***** Available data

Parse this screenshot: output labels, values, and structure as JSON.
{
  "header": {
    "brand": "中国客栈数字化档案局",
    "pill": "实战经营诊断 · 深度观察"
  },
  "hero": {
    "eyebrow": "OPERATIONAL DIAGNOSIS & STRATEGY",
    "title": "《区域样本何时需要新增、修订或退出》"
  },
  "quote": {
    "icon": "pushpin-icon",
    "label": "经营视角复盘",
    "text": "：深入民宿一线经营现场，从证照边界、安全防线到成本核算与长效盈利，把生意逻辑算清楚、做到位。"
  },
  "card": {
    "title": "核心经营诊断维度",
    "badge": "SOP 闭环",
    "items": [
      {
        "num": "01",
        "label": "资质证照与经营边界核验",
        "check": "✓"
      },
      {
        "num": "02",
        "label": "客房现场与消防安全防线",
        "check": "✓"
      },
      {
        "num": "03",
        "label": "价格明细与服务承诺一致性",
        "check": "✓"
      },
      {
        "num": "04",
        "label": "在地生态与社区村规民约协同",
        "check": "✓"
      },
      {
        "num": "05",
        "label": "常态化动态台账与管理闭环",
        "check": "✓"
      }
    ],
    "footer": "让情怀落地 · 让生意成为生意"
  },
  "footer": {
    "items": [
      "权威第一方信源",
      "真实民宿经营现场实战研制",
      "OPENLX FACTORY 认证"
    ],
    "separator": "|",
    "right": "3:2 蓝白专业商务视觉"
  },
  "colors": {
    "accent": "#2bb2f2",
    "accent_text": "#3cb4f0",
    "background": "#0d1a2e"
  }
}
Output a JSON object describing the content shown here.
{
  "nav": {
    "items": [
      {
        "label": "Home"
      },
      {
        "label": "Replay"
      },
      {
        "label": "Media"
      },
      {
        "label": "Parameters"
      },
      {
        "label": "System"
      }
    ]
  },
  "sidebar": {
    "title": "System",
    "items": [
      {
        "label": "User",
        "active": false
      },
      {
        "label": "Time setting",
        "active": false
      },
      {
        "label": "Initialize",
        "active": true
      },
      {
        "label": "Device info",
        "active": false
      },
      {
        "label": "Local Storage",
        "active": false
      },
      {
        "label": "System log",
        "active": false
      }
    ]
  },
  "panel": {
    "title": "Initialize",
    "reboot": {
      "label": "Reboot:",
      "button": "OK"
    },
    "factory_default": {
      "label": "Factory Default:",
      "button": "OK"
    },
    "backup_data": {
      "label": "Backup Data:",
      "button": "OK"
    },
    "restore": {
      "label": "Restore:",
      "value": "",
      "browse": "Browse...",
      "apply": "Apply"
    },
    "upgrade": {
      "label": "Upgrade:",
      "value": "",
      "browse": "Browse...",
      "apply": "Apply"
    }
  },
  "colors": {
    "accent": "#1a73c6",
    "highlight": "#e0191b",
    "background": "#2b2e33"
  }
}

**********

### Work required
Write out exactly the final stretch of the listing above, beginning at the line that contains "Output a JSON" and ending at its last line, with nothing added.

### Worked solution
Output a JSON object describing the content shown here.
{
  "nav": {
    "items": [
      {
        "label": "Home"
      },
      {
        "label": "Replay"
      },
      {
        "label": "Media"
      },
      {
        "label": "Parameters"
      },
      {
        "label": "System"
      }
    ]
  },
  "sidebar": {
    "title": "System",
    "items": [
      {
        "label": "User",
        "active": false
      },
      {
        "label": "Time setting",
        "active": false
      },
      {
        "label": "Initialize",
        "active": true
      },
      {
        "label": "Device info",
        "active": false
      },
      {
        "label": "Local Storage",
        "active": false
      },
      {
        "label": "System log",
        "active": false
      }
    ]
  },
  "panel": {
    "title": "Initialize",
    "reboot": {
      "label": "Reboot:",
      "button": "OK"
    },
    "factory_default": {
      "label": "Factory Default:",
      "button": "OK"
    },
    "backup_data": {
      "label": "Backup Data:",
      "button": "OK"
    },
    "restore": {
      "label": "Restore:",
      "value": "",
      "browse": "Browse...",
      "apply": "Apply"
    },
    "upgrade": {
      "label": "Upgrade:",
      "value": "",
      "browse": "Browse...",
      "apply": "Apply"
    }
  },
  "colors": {
    "accent": "#1a73c6",
    "highlight": "#e0191b",
    "background": "#2b2e33"
  }
}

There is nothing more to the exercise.